Refactor vs Replacement: a Journey

Journeys around the refactoring of application and system architectures are dangerous.  Every experienced developer probably has a horror story around an effort to evolve an application that has gone wrong.  Because of this, any consideration around the refactoring effort of an application or system needs to start with a frank evaluation as to whether or not that application has hit the end of its lifecycle and should be retired.  You should only consider a refactor if you are convinced that the return on investment for that refactor is higher than the return on a rewrite or replace. Even then, it should not be an automatic decision.

First, let us define a refactor.  The multiple ways in which this word is used can lead to confusion.  The first approach is best described by Martin Fowler, who defined it as “A change made to the internal structure of software to make it easier to understand and cheaper to modify without changing its observable behavior.”  That is not the appropriate definition in this case.  Instead, refactor in this case refers to a process that evolves the software through multiple iterations, with each iteration getting closer to the end state.

One of the common misconceptions of an application refactor is that the refactor will successfully reduce problematic areas.  However, studies have shown that refactoring has a significantly high chance of introducing new problem areas into the code (Cedrim et al., 2017).  This risk increases if there is other work going on within the application, thus an application that requires continuing feature or defect resolution work will be more likely to have a higher number of defects caused by the refactoring process (Ferriera et al., 2018). Thus, the analysis regarding refactoring an application has to contain both an evaluation of the refactor work and the integration work for the new functionality that may span both refactored and refactored work.  Unanticipated consequences when changing or refactoring applications is so common that many estimation processes try to consider them.  Unfortunately, however, these processes only try to allow for the time necessary to understand and remediate these consequences rather than trying to determine where these efforts will occur.

Analyzing an application for replacement

Understanding the replacement cost of an application is generally easier than analyzing the refactor cost because there tends to be a deeper understanding of the development process as it pertains to new software as opposed to altering software; it is much easier to predict side effects in a system as you build it from scratch.  This approach also allows for “correction of error” where previous design decisions may no longer be appropriate.  These “errors” could be the result of changes in technology, changes in business, or simply changes in the way that you apply software design patterns to the business need; it is not a judgement that the previous approach was wrong, just that it is not currently the most appropriate approach.

Understanding the cost of replacing an application then becomes a combination of new software development cost plus some level of opportunity cost.  Using opportunity cost is appropriate because the developers that are working on the replacement application are no longer able to work on the current, to be replaced, version of the application.
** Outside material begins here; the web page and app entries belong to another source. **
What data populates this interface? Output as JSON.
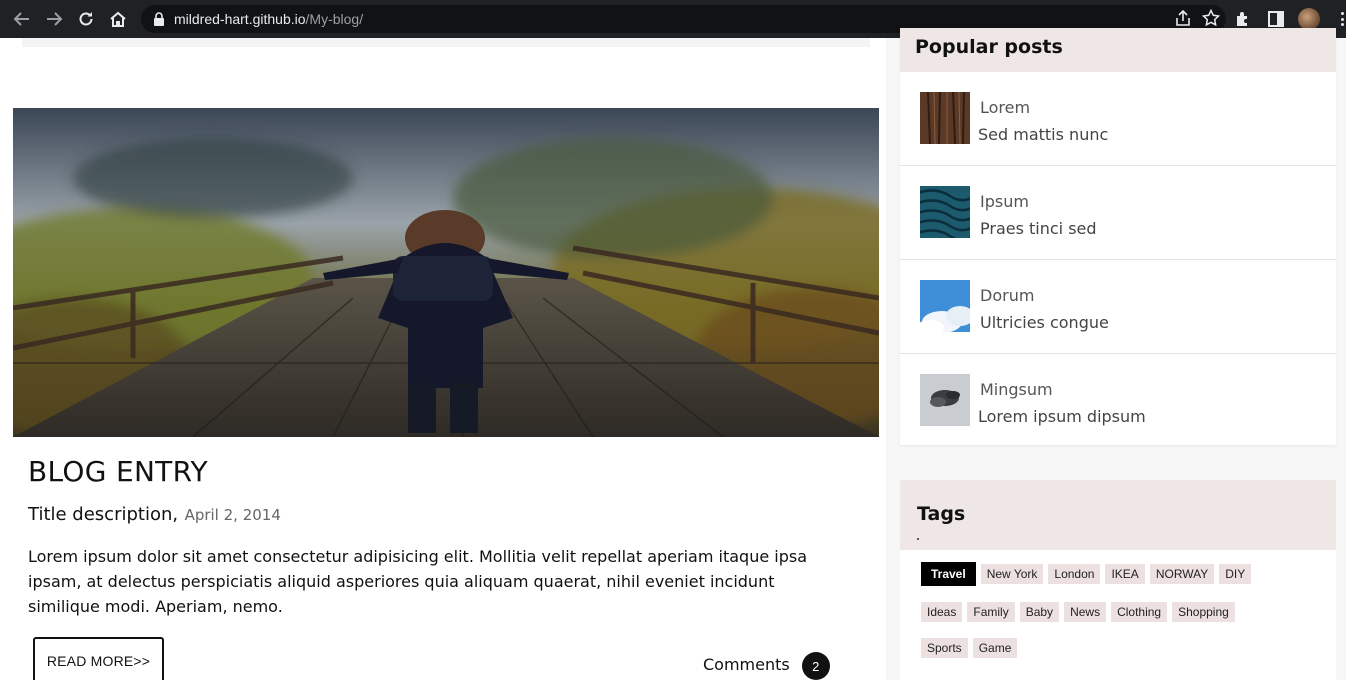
{
  "browser": {
    "url_host": "mildred-hart.github.io",
    "url_path": "/My-blog/"
  },
  "post": {
    "title": "BLOG ENTRY",
    "description": "Title description,",
    "date": "April 2, 2014",
    "excerpt": "Lorem ipsum dolor sit amet consectetur adipisicing elit. Mollitia velit repellat aperiam itaque ipsa ipsam, at delectus perspiciatis aliquid asperiores quia aliquam quaerat, nihil eveniet incidunt similique modi. Aperiam, nemo.",
    "read_more": "READ MORE>>",
    "comments_label": "Comments",
    "comments_count": "2"
  },
  "sidebar": {
    "popular_title": "Popular posts",
    "popular": [
      {
        "title": "Lorem",
        "subtitle": "Sed mattis nunc",
        "thumb": "wood-texture"
      },
      {
        "title": "Ipsum",
        "subtitle": "Praes tinci sed",
        "thumb": "blue-waves"
      },
      {
        "title": "Dorum",
        "subtitle": "Ultricies congue",
        "thumb": "sky-clouds"
      },
      {
        "title": "Mingsum",
        "subtitle": "Lorem ipsum dipsum",
        "thumb": "grey-cloud"
      }
    ],
    "tags_title": "Tags",
    "tags_row1": [
      "Travel",
      "New York",
      "London",
      "IKEA",
      "NORWAY",
      "DIY"
    ],
    "tags_row2": [
      "Ideas",
      "Family",
      "Baby",
      "News",
      "Clothing",
      "Shopping"
    ],
    "tags_row3": [
      "Sports",
      "Game"
    ],
    "active_tag": "Travel"
  },
  "colors": {
    "chrome_bg": "#202124",
    "panel_head_bg": "#efe6e6",
    "tag_bg": "#ede0e0",
    "active_tag_bg": "#000000"
  }
}
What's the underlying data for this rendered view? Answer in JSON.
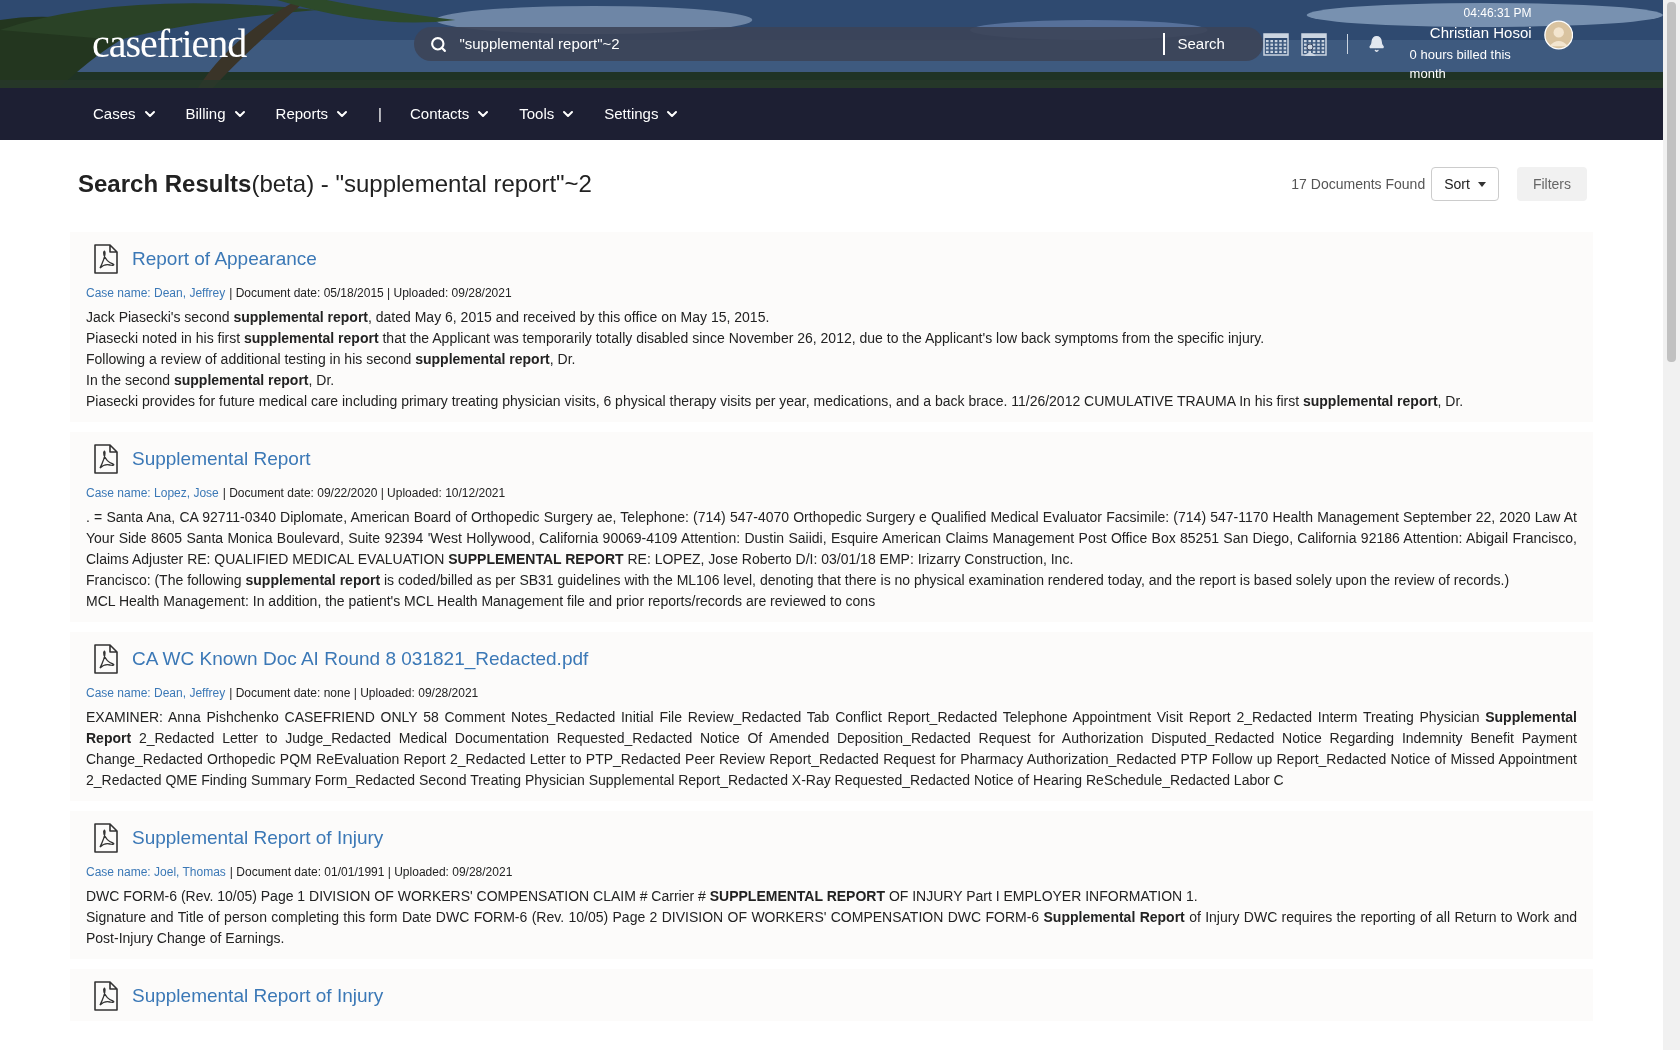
{
  "header": {
    "logo": "casefriend",
    "search": {
      "value": "\"supplemental report\"~2",
      "button": "Search"
    },
    "time": "04:46:31 PM",
    "user_name": "Christian Hosoi",
    "hours": "0 hours billed this month"
  },
  "nav": [
    {
      "kind": "menu",
      "label": "Cases"
    },
    {
      "kind": "menu",
      "label": "Billing"
    },
    {
      "kind": "menu",
      "label": "Reports"
    },
    {
      "kind": "separator",
      "label": "|"
    },
    {
      "kind": "menu",
      "label": "Contacts"
    },
    {
      "kind": "menu",
      "label": "Tools"
    },
    {
      "kind": "menu",
      "label": "Settings"
    }
  ],
  "results": {
    "title": "**Search Results**(beta) - \"supplemental report\"~2",
    "count": "17 Documents Found",
    "sort_button": "Sort",
    "filters_button": "Filters",
    "documents": [
      {
        "title": "Report of Appearance",
        "case_name": "Case name: Dean, Jeffrey",
        "meta": "| Document date: 05/18/2015 | Uploaded: 09/28/2021",
        "snippets": [
          "Jack Piasecki's second **supplemental report**, dated May 6, 2015 and received by this office on May 15, 2015.",
          "Piasecki noted in his first **supplemental report** that the Applicant was temporarily totally disabled since November 26, 2012, due to the Applicant's low back symptoms from the specific injury.",
          "Following a review of additional testing in his second **supplemental report**, Dr.",
          "In the second **supplemental report**, Dr.",
          "Piasecki provides for future medical care including primary treating physician visits, 6 physical therapy visits per year, medications, and a back brace. 11/26/2012 CUMULATIVE TRAUMA In his first **supplemental report**, Dr."
        ]
      },
      {
        "title": "Supplemental Report",
        "case_name": "Case name: Lopez, Jose",
        "meta": "| Document date: 09/22/2020 | Uploaded: 10/12/2021",
        "snippets": [
          ". = Santa Ana, CA 92711-0340 Diplomate, American Board of Orthopedic Surgery ae, Telephone: (714) 547-4070 Orthopedic Surgery e Qualified Medical Evaluator Facsimile: (714) 547-1170 Health Management September 22, 2020 Law At Your Side 8605 Santa Monica Boulevard, Suite 92394 'West Hollywood, California 90069-4109 Attention: Dustin Saiidi, Esquire American Claims Management Post Office Box 85251 San Diego, California 92186 Attention: Abigail Francisco, Claims Adjuster RE: QUALIFIED MEDICAL EVALUATION **SUPPLEMENTAL REPORT** RE: LOPEZ, Jose Roberto D/I: 03/01/18 EMP: Irizarry Construction, Inc.",
          "Francisco: (The following **supplemental report** is coded/billed as per SB31 guidelines with the ML106 level, denoting that there is no physical examination rendered today, and the report is based solely upon the review of records.)",
          "MCL Health Management: In addition, the patient's MCL Health Management file and prior reports/records are reviewed to cons"
        ]
      },
      {
        "title": "CA WC Known Doc AI Round 8 031821_Redacted.pdf",
        "case_name": "Case name: Dean, Jeffrey",
        "meta": "| Document date: none | Uploaded: 09/28/2021",
        "snippets": [
          "EXAMINER: Anna Pishchenko CASEFRIEND ONLY 58 Comment Notes_Redacted Initial File Review_Redacted Tab Conflict Report_Redacted Telephone Appointment Visit Report 2_Redacted Interm Treating Physician **Supplemental Report** 2_Redacted Letter to Judge_Redacted Medical Documentation Requested_Redacted Notice Of Amended Deposition_Redacted Request for Authorization Disputed_Redacted Notice Regarding Indemnity Benefit Payment Change_Redacted Orthopedic PQM ReEvaluation Report 2_Redacted Letter to PTP_Redacted Peer Review Report_Redacted Request for Pharmacy Authorization_Redacted PTP Follow up Report_Redacted Notice of Missed Appointment 2_Redacted QME Finding Summary Form_Redacted Second Treating Physician Supplemental Report_Redacted X-Ray Requested_Redacted Notice of Hearing ReSchedule_Redacted Labor C"
        ]
      },
      {
        "title": "Supplemental Report of Injury",
        "case_name": "Case name: Joel, Thomas",
        "meta": "| Document date: 01/01/1991 | Uploaded: 09/28/2021",
        "snippets": [
          "DWC FORM-6 (Rev. 10/05) Page 1 DIVISION OF WORKERS' COMPENSATION CLAIM # Carrier # **SUPPLEMENTAL REPORT** OF INJURY Part I EMPLOYER INFORMATION 1.",
          "Signature and Title of person completing this form Date DWC FORM-6 (Rev. 10/05) Page 2 DIVISION OF WORKERS' COMPENSATION DWC FORM-6 **Supplemental Report** of Injury DWC requires the reporting of all Return to Work and Post-Injury Change of Earnings."
        ]
      },
      {
        "title": "Supplemental Report of Injury"
      }
    ]
  }
}
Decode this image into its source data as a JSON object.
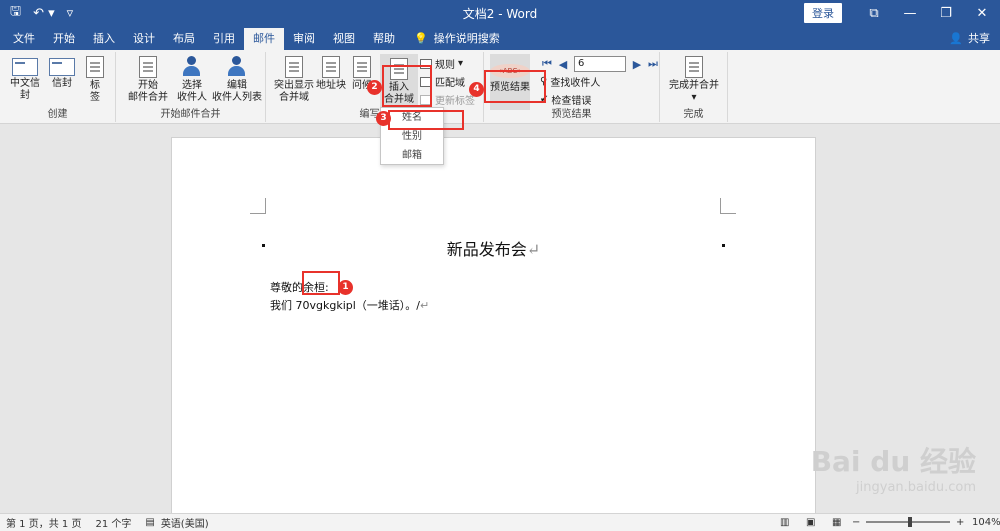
{
  "titlebar": {
    "title": "文档2 - Word",
    "login": "登录"
  },
  "tabs": [
    "文件",
    "开始",
    "插入",
    "设计",
    "布局",
    "引用",
    "邮件",
    "审阅",
    "视图",
    "帮助"
  ],
  "active_tab": "邮件",
  "tell_me": "操作说明搜索",
  "share": "共享",
  "ribbon": {
    "create": {
      "label": "创建",
      "cn_envelope": "中文信封",
      "envelope": "信封",
      "labels": "标签"
    },
    "start": {
      "label": "开始邮件合并",
      "start_merge": [
        "开始",
        "邮件合并"
      ],
      "select_recipients": [
        "选择",
        "收件人"
      ],
      "edit_list": [
        "编辑",
        "收件人列表"
      ]
    },
    "write": {
      "label": "编写和",
      "highlight": [
        "突出显示",
        "合并域"
      ],
      "address": "地址块",
      "greeting": "问候",
      "insert_field": [
        "插入",
        "合并域"
      ],
      "rules": "规则",
      "match": "匹配域",
      "update": "更新标签"
    },
    "preview": {
      "label": "预览结果",
      "preview_btn": "预览结果",
      "record": "6",
      "find": "查找收件人",
      "check": "检查错误"
    },
    "finish": {
      "label": "完成",
      "finish_merge": [
        "完成并合并"
      ]
    }
  },
  "dropdown": [
    "姓名",
    "性别",
    "邮箱"
  ],
  "document": {
    "title": "新品发布会",
    "salutation_prefix": "尊敬的",
    "salutation_field": "余桓",
    "salutation_suffix": ":",
    "body": "我们 70vgkgkipl（一堆话）。/"
  },
  "markers": [
    "1",
    "2",
    "3",
    "4"
  ],
  "watermark": {
    "main": "Bai du 经验",
    "sub": "jingyan.baidu.com"
  },
  "status": {
    "page": "第 1 页，共 1 页",
    "words": "21 个字",
    "lang": "英语(美国)",
    "zoom": "104%"
  },
  "colors": {
    "accent": "#2b579a",
    "highlight": "#e8322b"
  }
}
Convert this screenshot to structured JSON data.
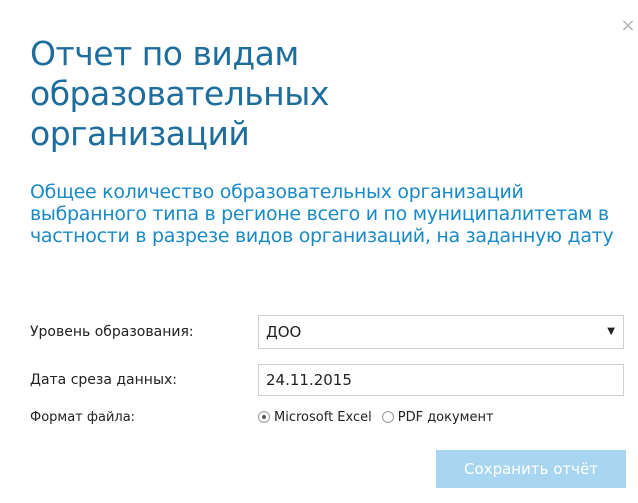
{
  "dialog": {
    "close_icon": "close-icon",
    "title": "Отчет по видам образовательных организаций",
    "description": "Общее количество образовательных организаций выбранного типа в регионе всего и по муниципалитетам в частности в разрезе видов организаций, на заданную дату"
  },
  "form": {
    "level": {
      "label": "Уровень образования:",
      "selected": "ДОО",
      "arrow_icon": "caret-down-icon"
    },
    "date": {
      "label": "Дата среза данных:",
      "value": "24.11.2015"
    },
    "format": {
      "label": "Формат файла:",
      "options": [
        {
          "label": "Microsoft Excel",
          "checked": true
        },
        {
          "label": "PDF документ",
          "checked": false
        }
      ]
    }
  },
  "actions": {
    "save_label": "Сохранить отчёт"
  },
  "colors": {
    "title": "#1d6e9c",
    "description": "#1a8ac6",
    "button": "#a8d5ef"
  }
}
Obviously, when considering an application for replacement, the size and breadth of scope of the application is an important driver.  This is because the more use cases that a system has to satisfy; the more expensive it will be to replace that system.  Lastly, the implementation approach will matter as well.  An organization that can support two applications running in parallel and phasing processing from one to the other will have less of an expense than will an organization that turns the old system off while turning on the new system.  That you can phase the processing like that typically means that you can support reverting back to the previous version, before the last phasing-in part.  The hard switch over makes it less likely that you can simply “turn the old system back on.” 

Analyzing the Analysis

A rough understanding of the two approaches, and the costs and benefits of each approach, will generally lead to a clear “winner” where one approach is demonstrably superior to another.  In those other cases, you should give the advantage to that approach that demonstrates a closer adherence to modern architectural design – which would most likely be the replacement application.  This becomes the decision maker because of its impact to scalability, reliability, security, and cost, all of which define a modern cloud-based architecture.  This circles back to my earlier point on how the return on investment for a refactor must be higher than the return on investment for a rewrite\replace, as there is always a larger error when understanding the effort of a refactor as compared to green-field development.  You need to consider this fact when you perform your evaluation of the ROI of refactoring your application.  Otherwise, you will mistakenly refactor when you should have replaced, and that will lead to another horror story.  Our job is already scary enough without adding to the horror…

 References

Cedrim, D., Gheyi, R., Fonseca, B., Garcia, A., Sousa, L., Ribeiro, M., Mongiovi, M., de Mello, R., Chanvez, A. Understanding the Impact of Refactoring on Smells: A Longitudinal Study of 23 Software Projects, Proceedings of 2017 11th Joint Meeting of the European Software Engineering Conference and the ACM SIGSOFT Symposium on the Foundations of Software Engineering, Paderborn, Germany, September 4–8, 2017 (ESEC/FSE’17), 11 pages. https://doi.org/10.1145/3106237.3106259

Ferreira, I., Fernandes, E., Cedrim, D., Uchoa, A., Bibiano, A., Garcia, A., Correia, J., Santos, F., Nunes, G., Barbosa, C., Fonseca, B., de Mello, R., Poster: The Buggy side of code refactoring: Understanding the relationship between refactoring and bugs.  40th International Conference of Software Engineering (ICSE), Posters Track. Gotherburg, Sweden. https://doi.org/10.1145/3183440.3195030